Rental car companies hiring out vehicles that are facing outstanding recalls is a subject I have covered in the past here at Autobytel, but in an unusual turn of events two of the industry's main players - Enterprise and Hertz - are actually pushing for greater government oversight of rental car company policy. According to The Detroit Bureau, Enterprise has lent its voice to Hertz's call for legislation that would prohibit rental car agencies from offering vehicles to the public that are facing active safety-related recall campaigns. Although the industry has come under scrutiny from the National Highway Traffic Safety Administration in the past over this very same issue, NHTSA has no regulatory authority over rental companies - thus the entreaty from Hertz for some type of government involvement.
Why would a rental car agency invite the feds to impose stricter rules on how it conducts its business? It comes down to basic business strategy: while Enterprise and Hertz already claim to have policies in place to prevent unsafe vehicles from leaving its lots, other car companies don't necessarily play by the same self-imposed rules. In addition to improving overall industry safety, Hertz is also hoping to introduce to its competitors the same financial and logistical burdens associated with observing recall notices that it is currently facing.
How disappointed would you after suddenly discovering your six-figure electric sports car was completely inoperable - and almost immovable - due to a dead battery? One Tesla Roadster owner has found himself in essentially this position after letting the battery in the exotic run out completely. According to Tesla, totally depleted batteries must be replaced (to the tune of $40,000) in order to get the vehicle moving again should they die in this fashion
How did the car's battery drain out? The owner claims it was parasitic draw from the Roadster's systems after the vehicle was parked for an extended period. He also says he is not alone, posting on the website TheUnderstatement.com that he is aware of at least five other electric car owners who have experienced the same problem with their Tesla vehicles. For their part the California-based company has not yet publicly responded to the accusation, which could indicate that the company is working behind the scenes to discover how accurate it actually is before developing a strategy to deal with the potential issue.
The future of automaker Saab is currently hanging in limbo as potential bankruptcy bidders pick over the carcass of the once-proud brand. AutoBild is suggesting that the eventual victor in the Saab sweepstakes could very well be BMW, a company that had partnered in the past with the Swedish automaker in order to provide the smaller manufacturer with access to licensed technology.
There are roughly seven bidders involved in the Saab bankruptcy process, but cash alone will not rule the day - bankruptcy administrators are looking for the most appealing package for restoring the fallen company to its past glory (or at least some type of profitability). Adding Saab to its stable could give BMW its second captive marque to position alongside MINI and help its pursuit of an even greater number of market niches.

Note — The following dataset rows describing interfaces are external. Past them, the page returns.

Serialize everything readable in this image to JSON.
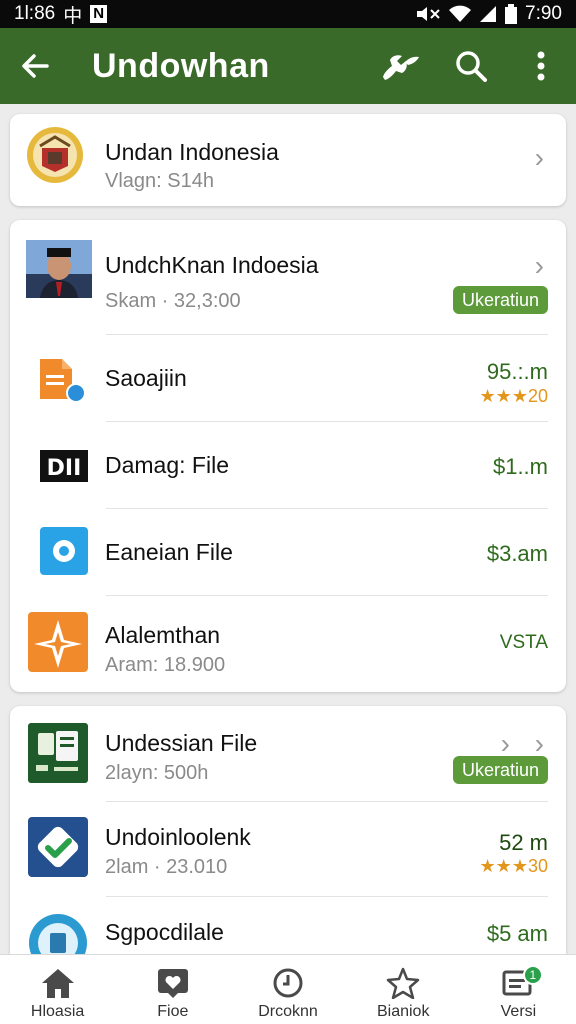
{
  "status": {
    "time_left": "1l:86",
    "glyph": "中",
    "badge": "N",
    "time_right": "7:90"
  },
  "appbar": {
    "title": "Undowhan"
  },
  "card1": {
    "name": "Undan Indonesia",
    "sub": "Vlagn: S14h"
  },
  "card2": {
    "header": {
      "name": "UndchKnan Indoesia",
      "sub": "Skam · 32,3:00",
      "pill": "Ukeratiun"
    },
    "items": [
      {
        "name": "Saoajiin",
        "price": "95.:.m",
        "stars": "★★★",
        "rating": "20"
      },
      {
        "name": "Damag: File",
        "price": "$1..m"
      },
      {
        "name": "Eaneian File",
        "price": "$3.am"
      },
      {
        "name": "Alalemthan",
        "sub": "Aram: 18.900",
        "price": "VSTA"
      }
    ]
  },
  "card3": {
    "items": [
      {
        "name": "Undessian File",
        "sub": "2layn: 500h",
        "pill": "Ukeratiun"
      },
      {
        "name": "Undoinloolenk",
        "sub": "2lam · 23.010",
        "price": "52 m",
        "stars": "★★★",
        "rating": "30"
      },
      {
        "name": "Sgpocdilale",
        "price": "$5 am"
      }
    ]
  },
  "bottomnav": [
    {
      "label": "Hloasia",
      "icon": "home-icon"
    },
    {
      "label": "Fioe",
      "icon": "heart-icon"
    },
    {
      "label": "Drcoknn",
      "icon": "clock-icon"
    },
    {
      "label": "Bianiok",
      "icon": "star-icon"
    },
    {
      "label": "Versi",
      "icon": "list-icon",
      "badge": "1"
    }
  ],
  "colors": {
    "appbar": "#3a6a2a",
    "accent": "#5c9a3a",
    "price": "#2f6b1e",
    "stars": "#e3961c"
  }
}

Although it hasn't appeared in the headlines quite as much as it did earlier in 2011, distracted driving is still public enemy number one at the U.S. Department of Transportation. DOT recently introduced new guidelines intended to restrict the types of 'infotainment' that are being bundled into brand new cars and trucks. Specifically, DOT is asking automakers to restrain themselves from installing systems that could pull eyes away from the road for two seconds or more, or which require more than a single hand to use properly. Also off the table: internet access while underway, dialing phones (manually), text messaging, 'social media browsing' and using detailed navigation system functionality. In addition, the future of feature-rich driver information screens and displays could be in jeopardy with the suggestion by DOT that no more than 30 characters of text be displayed to the driver at a time unless it is directly related to piloting the vehicle.
It will be at least 60 days before the guidelines could potentially go into effect, giving car companies and other interested parties plenty of time to pile-on or dispute the efficacy of the proposed law.
Yes Volkswagen still sells the Volkswagen Phaeton on the global market. This high end, high dollar luxury flagship sedan bombed horribly in the United States due to extreme customer apathy and the inability to convince American drivers that it was reasonable to pay Mercedes-Benz prices for a VW. According to a story published by Motor Trend Volkswagen is seriously considering bringing the Phaeton back to the U.S. for a second round when the current European model comes due for replacement in 2015.
VW is apparently hoping to cash in on surging new car sales around the world - a world that includes the United States. Smaller engines and a possible hybrid model would help to improve the Phaeton's fuel mileage, but it seems unlikely that they will do anything for its cachet - witness the relatively tepid interest in the Lexus 600h L hybrid flagship. Although the Phaeton shares mechanical components with several other luxury products in the Volkswagen portfolio, buyers Stateside have been content to take their premium car dollars to those brands rather than bear the indignity of parking a VW-badged sedan at the country club.